All content of this blog is my own opinion only. It does not represent the views of any organisation or association I may work for, or be associated with. Nothing within this blog should be considered as medical advice and you should always consult your Doctor.

Breastfeeding - Certainties V Risks

When discussing the implications of not receiving human milk, it never ceases to amaze me how many rush to answer with details of how they didn't breastfeed - yet them/their child doesn't have XYZ (whatever is being discussed); thus they can conclude the study/discussion in question is "rubbish".

Generally no other supporting evidence follows, the conclusion is reached purely based up on their personal experience.

This is quite typical of human nature I think.  We base our "norms" on what we see around us, we are less likely to believe negative implications of something unless we see/experience it first hand.  Furthermore it's very difficult for a mother to begin to contemplate negative implications that may relate to her own child - believing it's rubbish is an inherently more comfortable position.

But it doesn't take a genius to establish this logic is fatally flawed.  If you don't know anyone who smokes and has died of lung cancer, is it accurate to conclude smoking doesn't cause harm?  Many of us were raised without booster seats in the car for older toddlers/children - I didn't come to harm in a crash therefore does that mean nobody else has?  That we can abandon safety in the fact of anecdotal evidence?

The reality is that when discussing infant feeding, we are talking risks not certainties.

Noun: The possibility of suffering harm or loss; danger.

Noun: Firm conviction that something is the case.

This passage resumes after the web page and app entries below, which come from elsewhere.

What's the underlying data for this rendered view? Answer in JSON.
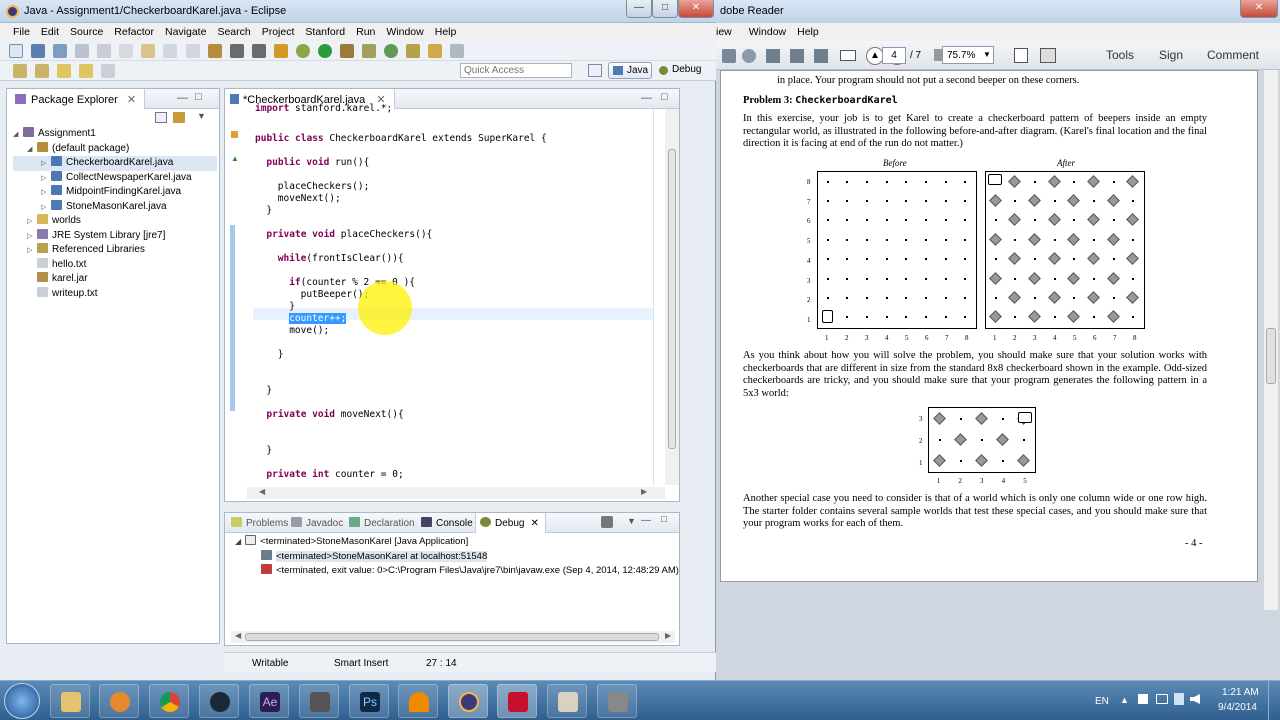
{
  "eclipse": {
    "title": "Java - Assignment1/CheckerboardKarel.java - Eclipse",
    "menu": [
      "File",
      "Edit",
      "Source",
      "Refactor",
      "Navigate",
      "Search",
      "Project",
      "Stanford",
      "Run",
      "Window",
      "Help"
    ],
    "quick_access_placeholder": "Quick Access",
    "perspectives": [
      "Java",
      "Debug"
    ],
    "package_explorer": {
      "title": "Package Explorer",
      "items": [
        {
          "label": "Assignment1",
          "level": 0
        },
        {
          "label": "(default package)",
          "level": 1
        },
        {
          "label": "CheckerboardKarel.java",
          "level": 2
        },
        {
          "label": "CollectNewspaperKarel.java",
          "level": 2
        },
        {
          "label": "MidpointFindingKarel.java",
          "level": 2
        },
        {
          "label": "StoneMasonKarel.java",
          "level": 2
        },
        {
          "label": "worlds",
          "level": 1
        },
        {
          "label": "JRE System Library [jre7]",
          "level": 1
        },
        {
          "label": "Referenced Libraries",
          "level": 1
        },
        {
          "label": "hello.txt",
          "level": 1
        },
        {
          "label": "karel.jar",
          "level": 1
        },
        {
          "label": "writeup.txt",
          "level": 1
        }
      ]
    },
    "editor": {
      "tab": "*CheckerboardKarel.java",
      "lines": [
        {
          "indent": 0,
          "kw": "import",
          "text": " stanford.karel.*;"
        },
        {
          "indent": 0,
          "kw": "public class",
          "text": " CheckerboardKarel extends SuperKarel {"
        },
        {
          "indent": 2,
          "kw": "public void",
          "text": " run(){"
        },
        {
          "indent": 4,
          "kw": "",
          "text": "placeCheckers();"
        },
        {
          "indent": 4,
          "kw": "",
          "text": "moveNext();"
        },
        {
          "indent": 2,
          "kw": "",
          "text": "}"
        },
        {
          "indent": 2,
          "kw": "private void",
          "text": " placeCheckers(){"
        },
        {
          "indent": 4,
          "kw": "while",
          "text": "(frontIsClear()){"
        },
        {
          "indent": 6,
          "kw": "if",
          "text": "(counter % 2 == 0 ){"
        },
        {
          "indent": 8,
          "kw": "",
          "text": "putBeeper();"
        },
        {
          "indent": 6,
          "kw": "",
          "text": "}"
        },
        {
          "indent": 6,
          "kw": "",
          "text": "counter++;"
        },
        {
          "indent": 6,
          "kw": "",
          "text": "move();"
        },
        {
          "indent": 4,
          "kw": "",
          "text": "}"
        },
        {
          "indent": 2,
          "kw": "",
          "text": "}"
        },
        {
          "indent": 2,
          "kw": "private void",
          "text": " moveNext(){"
        },
        {
          "indent": 2,
          "kw": "",
          "text": "}"
        },
        {
          "indent": 2,
          "kw": "private int",
          "text": " counter = 0;"
        }
      ]
    },
    "bottom_tabs": [
      "Problems",
      "Javadoc",
      "Declaration",
      "Console",
      "Debug"
    ],
    "debug_items": [
      "<terminated>StoneMasonKarel [Java Application]",
      "<terminated>StoneMasonKarel at localhost:51548",
      "<terminated, exit value: 0>C:\\Program Files\\Java\\jre7\\bin\\javaw.exe (Sep 4, 2014, 12:48:29 AM)"
    ],
    "status": {
      "mode": "Writable",
      "insert": "Smart Insert",
      "position": "27 : 14"
    }
  },
  "adobe": {
    "title": "dobe Reader",
    "menu": [
      "iew",
      "Window",
      "Help"
    ],
    "page_current": "4",
    "page_total": "/ 7",
    "zoom": "75.7%",
    "tools": [
      "Tools",
      "Sign",
      "Comment"
    ],
    "doc": {
      "top_fragment": "in place. Your program should not put a second beeper on these corners.",
      "heading": "Problem 3: ",
      "heading_code": "CheckerboardKarel",
      "para1": "In this exercise, your job is to get Karel to create a checkerboard pattern of beepers inside an empty rectangular world, as illustrated in the following before-and-after diagram. (Karel's final location and the final direction it is facing at end of the run do not matter.)",
      "before_label": "Before",
      "after_label": "After",
      "row_labels": [
        "8",
        "7",
        "6",
        "5",
        "4",
        "3",
        "2",
        "1"
      ],
      "col_labels": [
        "1",
        "2",
        "3",
        "4",
        "5",
        "6",
        "7",
        "8"
      ],
      "para2": "As you think about how you will solve the problem, you should make sure that your solution works with checkerboards that are different in size from the standard 8x8 checkerboard shown in the example. Odd-sized checkerboards are tricky, and you should make sure that your program generates the following pattern in a 5x3 world:",
      "small_rows": [
        "3",
        "2",
        "1"
      ],
      "small_cols": [
        "1",
        "2",
        "3",
        "4",
        "5"
      ],
      "para3": "Another special case you need to consider is that of a world which is only one column wide or one row high. The starter folder contains several sample worlds that test these special cases, and you should make sure that your program works for each of them.",
      "page_number": "- 4 -"
    }
  },
  "taskbar": {
    "lang": "EN",
    "time": "1:21 AM",
    "date": "9/4/2014",
    "apps": [
      "start",
      "explorer",
      "media-player",
      "chrome",
      "steam",
      "after-effects",
      "film",
      "photoshop",
      "vlc",
      "eclipse",
      "acrobat",
      "paint",
      "karel"
    ]
  }
}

Saying not breastfeeding is linked with increased risk of obesity or SIDS or diabetes does not, I repeat does not, thrice I will say does not mean every non breastfed infant will turn out fat, suffer SIDS or end up diabetic.  Nor does it mean no breastfed baby will become overweight, not become a victim of SIDS or develop diabetes.

What it does mean is if you take two groups - one breastfed and one not, those not breastfed would be more likely or have a higher chance of developing XYZ.  Sometimes this risk is slight, other times more significant - but it remains a risk not a given.

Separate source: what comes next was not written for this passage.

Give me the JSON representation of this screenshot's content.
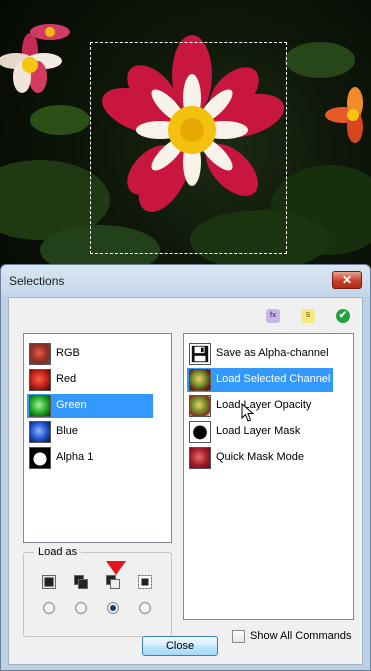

If we can maintain this perspective, perhaps it may lead to more progressive dialogue whereby instead of debate over whether one has/hasn't had experience something that tallies with what evidence is telling us - we could instead move on to discuss how to reduce whatever risk is in question.


  1. It's sad that you have to write this blog post. This is an overwhelmingly huge bug bear of mine. I've had debates with seemingly intelligent people who use this backwards 'logic' as their underlining response and it just baffles me every time. I know I've won a debate when someone throws this line out there, but the frustrating thing is that they don't know it themselves! I am forever trying to work out if people really are that lacking in logic or if this is simply a self-preservation method in order to avoid facing up to the things we don't like to acknowledge. I think this bothers me so much because it is not *us* who suffer for our penchant for ignorant bliss, it is our children...

  2. Love it... Thank u for once again articulating exactly what I think... The next blog should be in response to the argument that hating formula advertising obviously equals hating formula...